▶ [EXERCISE]:
Copy out each record below, exactly as given.

▶ [RECORDS]:
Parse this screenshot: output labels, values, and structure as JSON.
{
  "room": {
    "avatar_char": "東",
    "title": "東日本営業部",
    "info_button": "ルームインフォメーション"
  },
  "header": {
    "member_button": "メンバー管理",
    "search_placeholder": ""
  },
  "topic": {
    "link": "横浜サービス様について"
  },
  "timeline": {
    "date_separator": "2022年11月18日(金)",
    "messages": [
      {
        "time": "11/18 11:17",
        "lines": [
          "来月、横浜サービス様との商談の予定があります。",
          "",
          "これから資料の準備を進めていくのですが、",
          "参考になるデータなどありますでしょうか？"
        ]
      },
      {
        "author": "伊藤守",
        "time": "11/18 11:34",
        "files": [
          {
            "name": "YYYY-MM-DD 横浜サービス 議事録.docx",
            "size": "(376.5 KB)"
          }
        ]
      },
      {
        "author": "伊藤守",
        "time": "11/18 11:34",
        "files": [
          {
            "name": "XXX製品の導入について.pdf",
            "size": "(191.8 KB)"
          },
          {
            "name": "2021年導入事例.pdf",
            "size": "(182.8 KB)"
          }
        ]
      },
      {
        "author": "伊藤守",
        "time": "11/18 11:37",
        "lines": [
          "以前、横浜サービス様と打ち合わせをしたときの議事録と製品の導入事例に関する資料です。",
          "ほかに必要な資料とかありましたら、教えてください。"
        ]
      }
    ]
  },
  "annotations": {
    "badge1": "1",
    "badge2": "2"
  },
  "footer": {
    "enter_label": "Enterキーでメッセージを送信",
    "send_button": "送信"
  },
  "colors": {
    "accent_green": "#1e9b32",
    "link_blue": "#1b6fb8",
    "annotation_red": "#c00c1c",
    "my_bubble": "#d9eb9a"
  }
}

▶ [WRITTEN RESPONSE]:
Parse this screenshot: output labels, values, and structure as JSON.
{
  "room": {
    "avatar_char": "東",
    "title": "東日本営業部",
    "info_button": "ルームインフォメーション"
  },
  "header": {
    "member_button": "メンバー管理",
    "search_placeholder": ""
  },
  "topic": {
    "link": "横浜サービス様について"
  },
  "timeline": {
    "date_separator": "2022年11月18日(金)",
    "messages": [
      {
        "time": "11/18 11:17",
        "lines": [
          "来月、横浜サービス様との商談の予定があります。",
          "",
          "これから資料の準備を進めていくのですが、",
          "参考になるデータなどありますでしょうか？"
        ]
      },
      {
        "author": "伊藤守",
        "time": "11/18 11:34",
        "files": [
          {
            "name": "YYYY-MM-DD 横浜サービス 議事録.docx",
            "size": "(376.5 KB)"
          }
        ]
      },
      {
        "author": "伊藤守",
        "time": "11/18 11:34",
        "files": [
          {
            "name": "XXX製品の導入について.pdf",
            "size": "(191.8 KB)"
          },
          {
            "name": "2021年導入事例.pdf",
            "size": "(182.8 KB)"
          }
        ]
      },
      {
        "author": "伊藤守",
        "time": "11/18 11:37",
        "lines": [
          "以前、横浜サービス様と打ち合わせをしたときの議事録と製品の導入事例に関する資料です。",
          "ほかに必要な資料とかありましたら、教えてください。"
        ]
      }
    ]
  },
  "annotations": {
    "badge1": "1",
    "badge2": "2"
  },
  "footer": {
    "enter_label": "Enterキーでメッセージを送信",
    "send_button": "送信"
  },
  "colors": {
    "accent_green": "#1e9b32",
    "link_blue": "#1b6fb8",
    "annotation_red": "#c00c1c",
    "my_bubble": "#d9eb9a"
  }
}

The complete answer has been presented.